### DATA RECORDS
==============================

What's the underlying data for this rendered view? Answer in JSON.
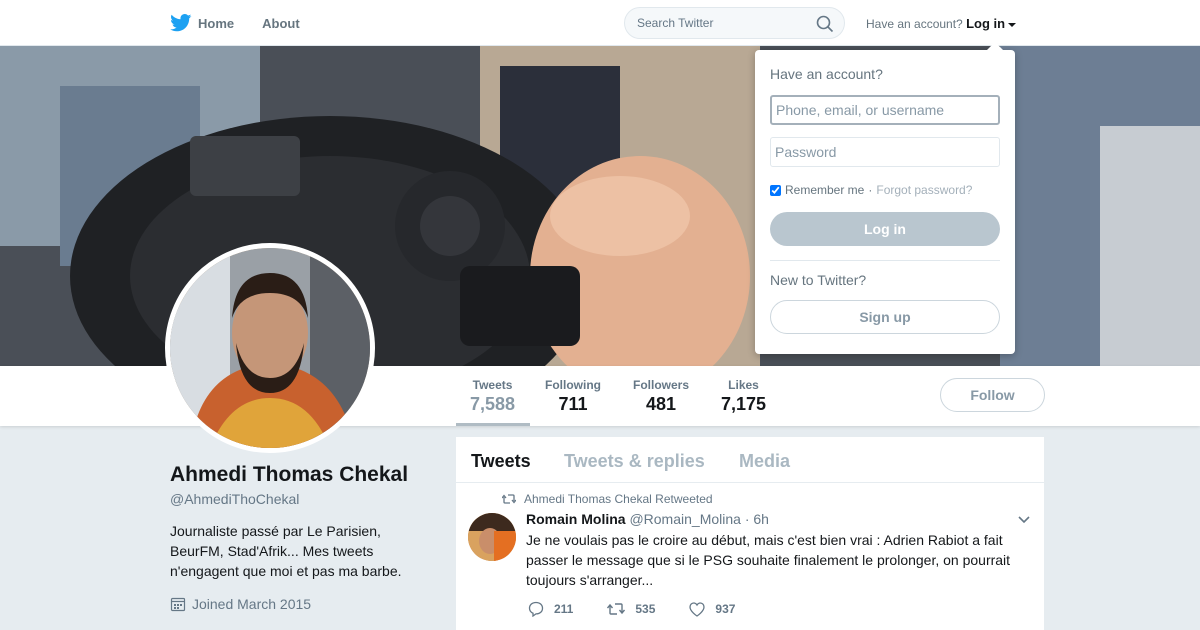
{
  "nav": {
    "home_label": "Home",
    "about_label": "About",
    "search_placeholder": "Search Twitter",
    "account_prompt": "Have an account?",
    "login_label": "Log in"
  },
  "login_dropdown": {
    "title": "Have an account?",
    "username_placeholder": "Phone, email, or username",
    "password_placeholder": "Password",
    "remember_label": "Remember me",
    "separator": "·",
    "forgot_label": "Forgot password?",
    "remember_checked": true,
    "login_button": "Log in",
    "new_prompt": "New to Twitter?",
    "signup_button": "Sign up"
  },
  "profile": {
    "name": "Ahmedi Thomas Chekal",
    "handle": "@AhmediThoChekal",
    "bio": "Journaliste passé par Le Parisien, BeurFM, Stad'Afrik... Mes tweets n'engagent que moi et pas ma barbe.",
    "joined": "Joined March 2015",
    "follow_button": "Follow"
  },
  "stats": [
    {
      "label": "Tweets",
      "value": "7,588"
    },
    {
      "label": "Following",
      "value": "711"
    },
    {
      "label": "Followers",
      "value": "481"
    },
    {
      "label": "Likes",
      "value": "7,175"
    }
  ],
  "timeline": {
    "tabs": [
      "Tweets",
      "Tweets & replies",
      "Media"
    ],
    "retweet_context": "Ahmedi Thomas Chekal Retweeted",
    "tweet": {
      "author": "Romain Molina",
      "handle": "@Romain_Molina",
      "separator": "·",
      "time": "6h",
      "text": "Je ne voulais pas le croire au début, mais c'est bien vrai : Adrien Rabiot a fait passer le message que si le PSG souhaite finalement le prolonger, on pourrait toujours s'arranger...",
      "replies": "211",
      "retweets": "535",
      "likes": "937"
    }
  },
  "colors": {
    "brand": "#1da1f2",
    "text": "#14171a",
    "muted": "#657786",
    "background": "#e6ecf0"
  }
}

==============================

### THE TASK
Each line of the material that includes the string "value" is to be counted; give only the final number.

### TASK SOLUTION
4